Graphic cigarette warnings ignore contraband problem: Tobacco company

OTTAWA — The federal government’s intention to launch updated, larger and more graphic health warnings on cigarette packs is being applauded by anti-smoking and health advocates. But one tobacco company is questioning whether Thursday’s announcement evades a bigger problem — the sale of contraband cigarettes.

“Health Canada is ignoring the real tobacco problem in Canada today, and has decided to put further regulations on a legal industry that is already operating with a ton of regulations,” said Eric Gagnon, a spokesman for Imperial Tobacco.

The 16 new warnings, several of which were unveiled Thursday, will cover 75 per cent of the front and back of each cigarette package, and include a support phone number, website and testimonials from smokers.
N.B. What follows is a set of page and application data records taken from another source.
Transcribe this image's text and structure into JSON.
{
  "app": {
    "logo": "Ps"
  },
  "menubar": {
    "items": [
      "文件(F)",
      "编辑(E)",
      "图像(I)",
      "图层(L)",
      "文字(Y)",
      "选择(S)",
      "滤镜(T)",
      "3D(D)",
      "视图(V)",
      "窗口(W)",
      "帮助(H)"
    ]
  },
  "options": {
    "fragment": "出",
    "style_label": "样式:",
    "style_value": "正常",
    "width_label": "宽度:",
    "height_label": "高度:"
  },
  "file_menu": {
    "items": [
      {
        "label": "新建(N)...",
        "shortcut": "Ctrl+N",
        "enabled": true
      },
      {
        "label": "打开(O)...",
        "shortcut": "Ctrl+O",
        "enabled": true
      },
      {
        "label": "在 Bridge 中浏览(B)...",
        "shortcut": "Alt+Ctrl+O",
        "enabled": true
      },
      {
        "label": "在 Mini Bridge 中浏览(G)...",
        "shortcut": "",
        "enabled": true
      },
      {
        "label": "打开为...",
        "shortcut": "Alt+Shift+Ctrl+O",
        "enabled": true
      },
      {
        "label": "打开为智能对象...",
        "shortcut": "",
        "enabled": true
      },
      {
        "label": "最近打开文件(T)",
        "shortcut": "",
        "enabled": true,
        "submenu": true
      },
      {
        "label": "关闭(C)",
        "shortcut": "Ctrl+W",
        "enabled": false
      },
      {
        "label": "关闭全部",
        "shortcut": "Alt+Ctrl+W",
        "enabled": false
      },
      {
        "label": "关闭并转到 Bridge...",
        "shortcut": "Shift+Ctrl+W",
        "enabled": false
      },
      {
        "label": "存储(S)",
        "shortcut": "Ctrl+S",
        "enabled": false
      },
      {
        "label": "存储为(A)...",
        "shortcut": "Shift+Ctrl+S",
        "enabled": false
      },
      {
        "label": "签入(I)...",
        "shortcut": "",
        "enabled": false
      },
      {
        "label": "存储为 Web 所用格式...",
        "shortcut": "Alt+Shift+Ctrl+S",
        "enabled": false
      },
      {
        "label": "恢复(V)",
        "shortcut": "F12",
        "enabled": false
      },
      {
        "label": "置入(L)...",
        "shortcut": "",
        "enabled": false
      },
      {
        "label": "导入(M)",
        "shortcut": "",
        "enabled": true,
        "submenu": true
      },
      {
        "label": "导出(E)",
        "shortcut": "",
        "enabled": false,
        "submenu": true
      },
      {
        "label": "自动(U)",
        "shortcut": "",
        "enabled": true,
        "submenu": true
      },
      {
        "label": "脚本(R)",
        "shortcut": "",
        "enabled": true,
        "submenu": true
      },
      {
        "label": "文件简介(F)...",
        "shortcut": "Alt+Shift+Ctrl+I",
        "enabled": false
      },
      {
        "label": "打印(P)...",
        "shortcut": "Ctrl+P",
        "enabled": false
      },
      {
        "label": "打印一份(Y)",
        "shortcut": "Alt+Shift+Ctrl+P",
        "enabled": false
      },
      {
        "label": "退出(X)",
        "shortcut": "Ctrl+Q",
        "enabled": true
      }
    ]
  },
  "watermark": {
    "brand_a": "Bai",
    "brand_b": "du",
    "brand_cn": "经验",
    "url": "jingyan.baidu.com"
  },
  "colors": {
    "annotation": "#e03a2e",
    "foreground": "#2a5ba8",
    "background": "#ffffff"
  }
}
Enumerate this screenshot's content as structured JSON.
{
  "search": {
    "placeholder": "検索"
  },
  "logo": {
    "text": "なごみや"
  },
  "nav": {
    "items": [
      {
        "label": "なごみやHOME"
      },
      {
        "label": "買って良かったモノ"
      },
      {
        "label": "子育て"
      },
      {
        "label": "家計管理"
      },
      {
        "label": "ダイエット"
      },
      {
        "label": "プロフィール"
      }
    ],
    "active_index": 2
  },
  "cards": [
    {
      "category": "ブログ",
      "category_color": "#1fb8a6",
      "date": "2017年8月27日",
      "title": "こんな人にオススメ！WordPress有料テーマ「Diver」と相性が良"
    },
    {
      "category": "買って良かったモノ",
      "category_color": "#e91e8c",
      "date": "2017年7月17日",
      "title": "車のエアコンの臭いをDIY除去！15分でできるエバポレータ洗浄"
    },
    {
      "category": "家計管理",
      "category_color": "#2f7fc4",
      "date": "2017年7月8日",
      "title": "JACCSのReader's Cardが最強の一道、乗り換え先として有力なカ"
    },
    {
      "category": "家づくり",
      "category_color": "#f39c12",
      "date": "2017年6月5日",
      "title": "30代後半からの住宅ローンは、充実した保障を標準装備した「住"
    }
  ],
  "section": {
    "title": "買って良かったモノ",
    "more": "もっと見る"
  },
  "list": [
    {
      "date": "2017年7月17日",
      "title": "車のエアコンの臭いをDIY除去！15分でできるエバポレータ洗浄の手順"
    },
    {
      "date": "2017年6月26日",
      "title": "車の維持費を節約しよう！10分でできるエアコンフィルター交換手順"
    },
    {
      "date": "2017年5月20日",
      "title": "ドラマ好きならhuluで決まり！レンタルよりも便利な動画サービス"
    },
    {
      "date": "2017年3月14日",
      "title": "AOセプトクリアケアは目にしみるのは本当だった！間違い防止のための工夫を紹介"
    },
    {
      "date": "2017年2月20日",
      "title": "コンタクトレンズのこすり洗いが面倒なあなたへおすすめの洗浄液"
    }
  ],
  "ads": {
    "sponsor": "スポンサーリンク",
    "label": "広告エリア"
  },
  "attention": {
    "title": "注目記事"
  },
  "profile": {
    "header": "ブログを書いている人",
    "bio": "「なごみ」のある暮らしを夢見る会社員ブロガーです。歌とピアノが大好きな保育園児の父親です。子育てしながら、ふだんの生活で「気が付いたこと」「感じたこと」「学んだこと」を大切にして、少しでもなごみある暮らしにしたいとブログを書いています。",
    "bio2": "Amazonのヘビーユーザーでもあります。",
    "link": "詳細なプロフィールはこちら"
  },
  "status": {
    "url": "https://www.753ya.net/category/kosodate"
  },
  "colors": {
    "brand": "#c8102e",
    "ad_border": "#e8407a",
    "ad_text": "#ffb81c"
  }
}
Health Minister Leona Aglukkaq also said the federal government is developing a social media anti-smoking campaign to target young smokers.

Current regulations stipulate that warnings, which have been used since 2000, must cover 50 per cent of the packaging.

Gagnon said legal cigarettes are highly taxed, stores must hide packs from public view, and the flow of communication from industry to the consumer is stilted.

“But at the same time . . . kids have easy access to tobacco products for a fraction of the price of the legal products. . . . Where’s the health warning going to be on those Ziploc bags?”

Nearly one in five packs of cigarettes Canadian teen smokers buy are contraband, according to a September 2009 report published in the Canadian Medical Association Journal.

That number was even higher in Quebec and Ontario, where more than 25 per cent of adolescent smokers were said to be inhaling illicit tobacco products.

Imperial Tobacco’s negative reaction is predictable, said Rob Cunningham, a senior policy analyst with the Canadian Cancer Society.

“The tobacco industry won’t like this announcement because these warnings will reduce sales, which is exactly why these warnings are worthy of being supported,” he said.

During her announcement, Aglukkaq cited 2009 research indicating that 18 per cent of Canadians smoke and that the habit kills some 37,000 people each year.

Those numbers, she said, are too high and must be curbed.

“Canadian and international research has shown that to be effective, health warnings must be noticeable and memorable. They must also be believable and relevant,” she said.

One of the warnings unveiled Thursday shows an emaciated woman lying on her deathbed, her eyes staring vacantly to the side.

The warning alongside the photograph reads: “This is what dying of lung cancer looks like. Barb Tarbox died at 42 of lung cancer caused by smoking.”

An Edmonton Journal photographer, Greg Southam, captured the image of shortly before the iconic Canadian cancer victim died in May 2003.

He said Tarbox, who became an anti-smoking crusader, would have been ecstatic to see the message and her photo, which she had requested in order to capture how ugly and awful it is to die of lung cancer.

“I spoke to her before she died, about this and she really wanted this to happen,” he said. “In fact, I know exactly what she would say. Her favourite expression was, ‘Phenomenal.’ She would really mean it now.”

After Tarbox was diagnosed with cancer in the fall of 2002, she staged an aggressive and effective individual anti-smoking campaign. She spoke to more than 50,000 students at schools across Canada about her 30-year smoking habit and the cancerous tumours it left in her lungs and brain.

The newspaper gave the photograph to Health Canada and won’t be making money from it.

“Using a testimonial from her tragic story will make people stop and think about the dangers of tobacco use,” Aglukkaq said.

The Tarbox image was tested in 2008 by Decima Research on 60 focus groups of adult smokers, and it was found it to be an effective anti-smoking image.

Aglukkaq said the federal government will begin drafting legislation for the new warning labels in the new year, but she wouldn’t offer a specific timeline for when the ads would begin to appear.

Some opposition members labelled Thursday’s announcement a “flip-flop.”

In September, the government announced it would freeze plans to update warnings — plans that already had been in the works for more than six years.

“Thankfully, enough public pressure was brought to bear on the minister, and we welcome this flip-flop wholeheartedly,” said NDP health critic Megan Leslie. “It’s encouraging to see that with enough voices coming together, we can still influence this government.”

With files from Andrea Sands, Edmonton Journal

Read more:

Leave a Reply

Please Answer: *